**Exercise:**
Give only the number of lines in these records that include "icon".
Start of Records to use
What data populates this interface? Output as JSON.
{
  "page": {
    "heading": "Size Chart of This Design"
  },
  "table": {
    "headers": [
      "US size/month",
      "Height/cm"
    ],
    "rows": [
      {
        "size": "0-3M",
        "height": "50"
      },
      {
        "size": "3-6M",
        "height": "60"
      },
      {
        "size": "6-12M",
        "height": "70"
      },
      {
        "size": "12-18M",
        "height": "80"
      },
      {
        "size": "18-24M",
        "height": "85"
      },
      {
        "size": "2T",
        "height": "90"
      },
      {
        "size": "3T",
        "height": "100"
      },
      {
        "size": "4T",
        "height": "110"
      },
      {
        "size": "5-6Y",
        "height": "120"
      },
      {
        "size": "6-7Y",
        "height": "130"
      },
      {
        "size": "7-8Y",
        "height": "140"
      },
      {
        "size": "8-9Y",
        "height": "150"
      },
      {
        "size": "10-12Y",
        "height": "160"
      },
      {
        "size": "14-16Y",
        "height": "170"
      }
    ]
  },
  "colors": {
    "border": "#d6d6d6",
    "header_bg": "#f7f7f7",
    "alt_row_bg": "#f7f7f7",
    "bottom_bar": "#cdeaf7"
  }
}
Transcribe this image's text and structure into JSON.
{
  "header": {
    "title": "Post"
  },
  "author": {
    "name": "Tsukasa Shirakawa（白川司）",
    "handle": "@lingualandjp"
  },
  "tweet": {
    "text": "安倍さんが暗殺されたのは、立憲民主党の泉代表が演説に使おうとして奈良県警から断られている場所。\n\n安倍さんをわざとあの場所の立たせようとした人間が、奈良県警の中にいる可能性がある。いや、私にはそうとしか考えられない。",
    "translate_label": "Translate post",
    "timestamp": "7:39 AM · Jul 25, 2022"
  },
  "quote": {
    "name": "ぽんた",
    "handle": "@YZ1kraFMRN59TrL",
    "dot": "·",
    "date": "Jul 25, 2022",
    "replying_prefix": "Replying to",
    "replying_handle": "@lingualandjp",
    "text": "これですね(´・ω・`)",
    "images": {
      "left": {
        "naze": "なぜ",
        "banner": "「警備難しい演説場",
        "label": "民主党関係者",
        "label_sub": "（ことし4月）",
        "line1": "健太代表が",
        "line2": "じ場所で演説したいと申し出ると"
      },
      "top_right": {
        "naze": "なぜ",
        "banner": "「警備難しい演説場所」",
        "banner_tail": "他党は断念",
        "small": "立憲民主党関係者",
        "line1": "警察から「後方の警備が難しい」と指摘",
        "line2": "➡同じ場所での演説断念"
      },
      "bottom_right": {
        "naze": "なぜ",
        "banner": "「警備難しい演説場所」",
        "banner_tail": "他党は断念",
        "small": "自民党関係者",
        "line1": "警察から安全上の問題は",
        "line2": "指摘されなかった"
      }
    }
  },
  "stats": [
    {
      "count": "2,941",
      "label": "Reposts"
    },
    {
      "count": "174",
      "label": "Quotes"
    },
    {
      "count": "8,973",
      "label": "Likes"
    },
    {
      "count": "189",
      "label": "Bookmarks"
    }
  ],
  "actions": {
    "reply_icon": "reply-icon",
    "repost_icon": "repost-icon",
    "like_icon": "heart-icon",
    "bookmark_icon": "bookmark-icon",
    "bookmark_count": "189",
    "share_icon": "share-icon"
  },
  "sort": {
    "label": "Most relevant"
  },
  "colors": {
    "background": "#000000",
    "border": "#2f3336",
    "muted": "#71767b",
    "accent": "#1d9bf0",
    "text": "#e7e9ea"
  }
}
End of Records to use
**Result for this exercise:**
5